Our collaboration with the centers in Oregon, Calgary, and the UK testify to our approach that investment in talent, expertise and networks is the best way to tackle cancer early detection.

A good example of this international collaboration is Dr. Rebecca Fitzgerald’s sponge (Cambridge) used to retrieve cells from the esophagus, and Dr. Utkan Demirci’s technology (Canary Center at Stanford) capable of separating a mixed cell population. By combining unique sample types with unique technology, both US and UK centers are hoping to complement each other’s work thus advancing cancer early detection.

10 years ago, we were the first physical location worldwide to concentrate talent, resources and partnerships all focused on cancer early detection. 10 years later, our influence has gone global with numerous cancer early detection centers, inspired by Canary’s model, helping to push life-saving early detection to the forefront. 

Scientific program manager Dr. Heidi Auman follows Don Listwin’s motto of “storming, forming, norming, and performing”*

Our scientific leadership identifies the highest unmet clinical needs for a particular cancer type, and Canary builds multi-institutional teams focused in the areas required for answering the research questions.
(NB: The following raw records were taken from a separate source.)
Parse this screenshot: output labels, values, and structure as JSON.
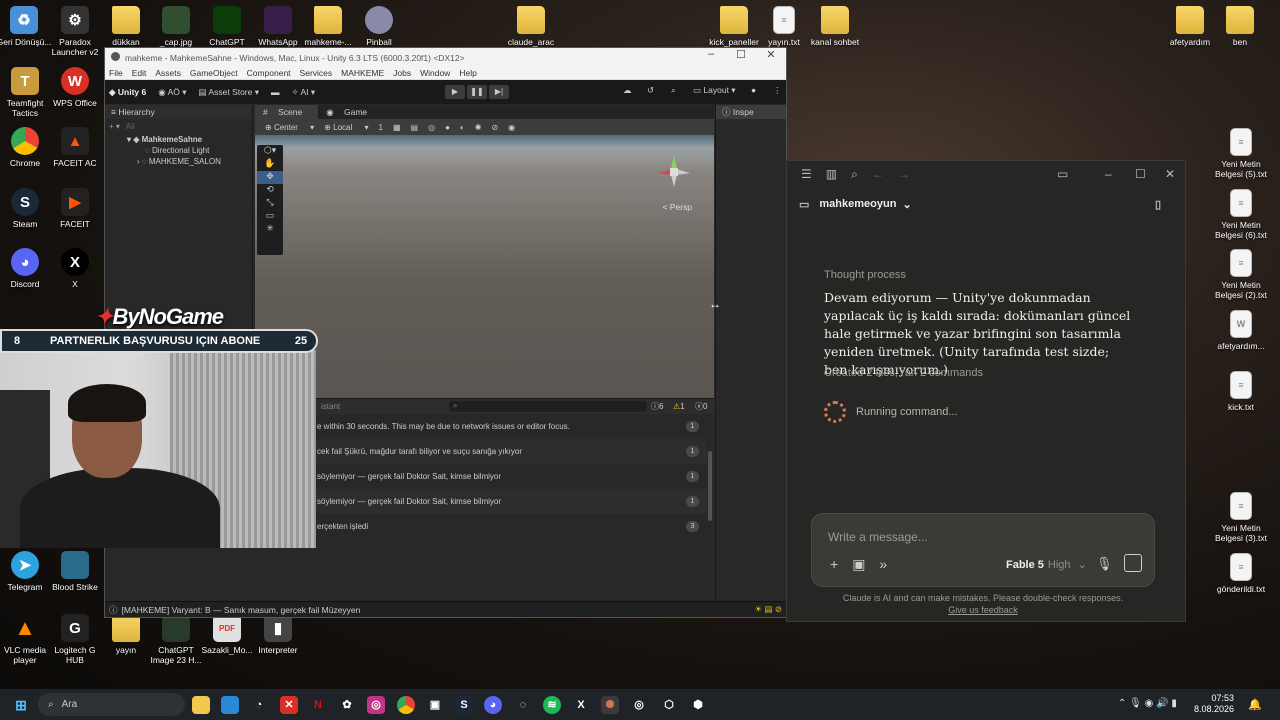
{
  "desktop": {
    "icons_left": [
      {
        "label": "Geri Dönüşü...",
        "icon": "recycle-bin-icon",
        "color": "#4a90d9"
      },
      {
        "label": "Paradox Launcher v2",
        "icon": "paradox-icon",
        "color": "#333333"
      },
      {
        "label": "dükkan",
        "icon": "folder-icon",
        "color": "#f2c94c"
      },
      {
        "label": "_cap.jpg",
        "icon": "image-icon",
        "color": "#2f4f2f"
      },
      {
        "label": "ChatGPT",
        "icon": "chatgpt-icon",
        "color": "#0a3d0a"
      },
      {
        "label": "WhatsApp",
        "icon": "whatsapp-icon",
        "color": "#3a1e4a"
      },
      {
        "label": "mahkeme-...",
        "icon": "folder-icon",
        "color": "#f2c94c"
      },
      {
        "label": "Pinball",
        "icon": "pinball-icon",
        "color": "#8a8aa8"
      },
      {
        "label": "claude_arac",
        "icon": "folder-icon",
        "color": "#f2c94c"
      },
      {
        "label": "kick_paneller",
        "icon": "folder-icon",
        "color": "#f2c94c"
      },
      {
        "label": "yayın.txt",
        "icon": "text-file-icon",
        "color": "#f4f4f4"
      },
      {
        "label": "kanal sohbet",
        "icon": "folder-icon",
        "color": "#f2c94c"
      },
      {
        "label": "afetyardım",
        "icon": "folder-icon",
        "color": "#f2c94c"
      },
      {
        "label": "ben",
        "icon": "folder-icon",
        "color": "#f2c94c"
      }
    ],
    "column1": [
      {
        "label": "Teamfight Tactics",
        "icon": "tft-icon",
        "color": "#c89b3c"
      },
      {
        "label": "Chrome",
        "icon": "chrome-icon",
        "color": "#4285f4"
      },
      {
        "label": "Steam",
        "icon": "steam-icon",
        "color": "#1b2838"
      },
      {
        "label": "Discord",
        "icon": "discord-icon",
        "color": "#5865f2"
      }
    ],
    "column2": [
      {
        "label": "WPS Office",
        "icon": "wps-icon",
        "color": "#d93025"
      },
      {
        "label": "FACEIT AC",
        "icon": "faceit-ac-icon",
        "color": "#ff5500"
      },
      {
        "label": "FACEIT",
        "icon": "faceit-icon",
        "color": "#222222"
      },
      {
        "label": "X",
        "icon": "x-icon",
        "color": "#000000"
      }
    ],
    "bottom": [
      {
        "label": "Telegram",
        "icon": "telegram-icon",
        "color": "#2aa3df"
      },
      {
        "label": "Blood Strike",
        "icon": "blood-strike-icon",
        "color": "#2a6a8a"
      },
      {
        "label": "VLC media player",
        "icon": "vlc-icon",
        "color": "#ff8800"
      },
      {
        "label": "Logitech G HUB",
        "icon": "logitech-icon",
        "color": "#222222"
      },
      {
        "label": "yayın",
        "icon": "folder-icon",
        "color": "#f2c94c"
      },
      {
        "label": "ChatGPT Image 23 H...",
        "icon": "image-icon",
        "color": "#2a3a2a"
      },
      {
        "label": "Sazakli_Mo...",
        "icon": "pdf-icon",
        "color": "#e0e0e0"
      },
      {
        "label": "Interpreter",
        "icon": "interpreter-icon",
        "color": "#444444"
      }
    ],
    "right": [
      {
        "label": "Yeni Metin Belgesi (5).txt",
        "icon": "text-file-icon"
      },
      {
        "label": "Yeni Metin Belgesi (6).txt",
        "icon": "text-file-icon"
      },
      {
        "label": "Yeni Metin Belgesi (2).txt",
        "icon": "text-file-icon"
      },
      {
        "label": "afetyardım...",
        "icon": "word-file-icon"
      },
      {
        "label": "kick.txt",
        "icon": "text-file-icon"
      },
      {
        "label": "Yeni Metin Belgesi (3).txt",
        "icon": "text-file-icon"
      },
      {
        "label": "gönderildi.txt",
        "icon": "text-file-icon"
      }
    ]
  },
  "unity": {
    "title": "mahkeme - MahkemeSahne - Windows, Mac, Linux - Unity 6.3 LTS (6000.3.20f1) <DX12>",
    "menu": [
      "File",
      "Edit",
      "Assets",
      "GameObject",
      "Component",
      "Services",
      "MAHKEME",
      "Jobs",
      "Window",
      "Help"
    ],
    "toolbar": {
      "version": "Unity 6",
      "account": "AÖ",
      "asset_store": "Asset Store",
      "ai": "AI",
      "layout": "Layout"
    },
    "hierarchy": {
      "tab": "Hierarchy",
      "search_placeholder": "All",
      "items": [
        "MahkemeSahne",
        "Directional Light",
        "MAHKEME_SALON"
      ]
    },
    "scene": {
      "tabs": [
        "Scene",
        "Game"
      ],
      "pivot": "Center",
      "space": "Local",
      "grid": "1",
      "persp": "< Persp"
    },
    "inspector": {
      "tab": "Inspe"
    },
    "console": {
      "search_hint": "istant",
      "counts": {
        "info": "6",
        "warn": "1",
        "error": "0"
      },
      "rows": [
        {
          "text": "e within 30 seconds. This may be due to network issues or editor focus.",
          "count": "1"
        },
        {
          "text": "cek fail Şükrü, mağdur tarafı biliyor ve suçu sanığa yıkıyor",
          "count": "1"
        },
        {
          "text": "söylemiyor — gerçek fail Doktor Sait, kimse bilmiyor",
          "count": "1"
        },
        {
          "text": "söylemiyor — gerçek fail Doktor Sait, kimse bilmiyor",
          "count": "1"
        },
        {
          "text": "erçekten işledi",
          "count": "3"
        }
      ]
    },
    "status": "[MAHKEME] Varyant: B — Sanık masum, gerçek fail Müzeyyen"
  },
  "overlay": {
    "brand": "ByNoGame",
    "banner_left": "8",
    "banner_text": "PARTNERLIK BAŞVURUSU IÇIN ABONE",
    "banner_right": "25"
  },
  "claude": {
    "project": "mahkemeoyun",
    "thought_label": "Thought process",
    "thought_text": "Devam ediyorum — Unity'ye dokunmadan yapılacak üç iş kaldı sırada: dokümanları güncel hale getirmek ve yazar brifingini son tasarımla yeniden üretmek. (Unity tarafında test sizde; ben karışmıyorum.)",
    "created": "Created 2 files, ran 2 commands",
    "running": "Running command...",
    "composer_placeholder": "Write a message...",
    "model": "Fable 5",
    "effort": "High",
    "disclaimer": "Claude is AI and can make mistakes. Please double-check responses.",
    "feedback": "Give us feedback",
    "accent": "#d97757"
  },
  "taskbar": {
    "search": "Ara",
    "time": "07:53",
    "date": "8.08.2026"
  }
}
Heidi helps build the teams from the ground up and to shape goals. She describes when Canary assembled their lung team to illustrate.

When forming the Canary Lung team in Canary’s early years,” she shares, “we wanted to understand why non-smokers get lung cancer. Canary looked for experts in various omics (such as genomics, proteomics, and transcriptomics), database coordinators, data analysts, clinical teams, and assay developers. We put together these groups from Vancouver and Victoria (British Columbia), Seattle, Dallas, Los Angeles, New York, and Baltimore, and forged a collaboration with the Early Detection Research Network of the National Cancer Institute in Washington, DC to support the work. The collaboration resulted in the identification of a biomarker that was developed into a blood test, which is now being used in validation trials to identify early stage lung cancer. This was an important contribution from Canary Foundation to the research field.”

This kind of extensive collaboration requires a lot of communication, coordination and infrastructural support, which is where Heidi comes in. Her practice of “storming, forming, norming and performing” orients these scientific teams to brainstorm and then coalesce into actionable ideas, to arrive at the goal of a the project. She has applied these methods to Canary-formed teams in prostate, breast, pancreatic and ovarian cancers, in addition to lung.

This year, the ovarian cancer team is surging ahead to find better tests for those with high risk. Canary Foundation’s goal for 2019 is to progress their new ovarian cancer initiative. Currently in the team-building and goal-setting stages with Heidi as guide, the researchers will focus on developing tests for the most common and lethal subtype of ovarian cancer, high grade serous ovarian cancer.

“We’re taking advantage of advances in knowledge and technology to uncover the fundamental steps in the disease’s development. These next generation studies require careful planning and collaborative team science. By pooling resources through a multi-institutional effort we can increase the number of ovarian cancer cases to study.”

*From the 1965 Bruce Tuckman theory on team development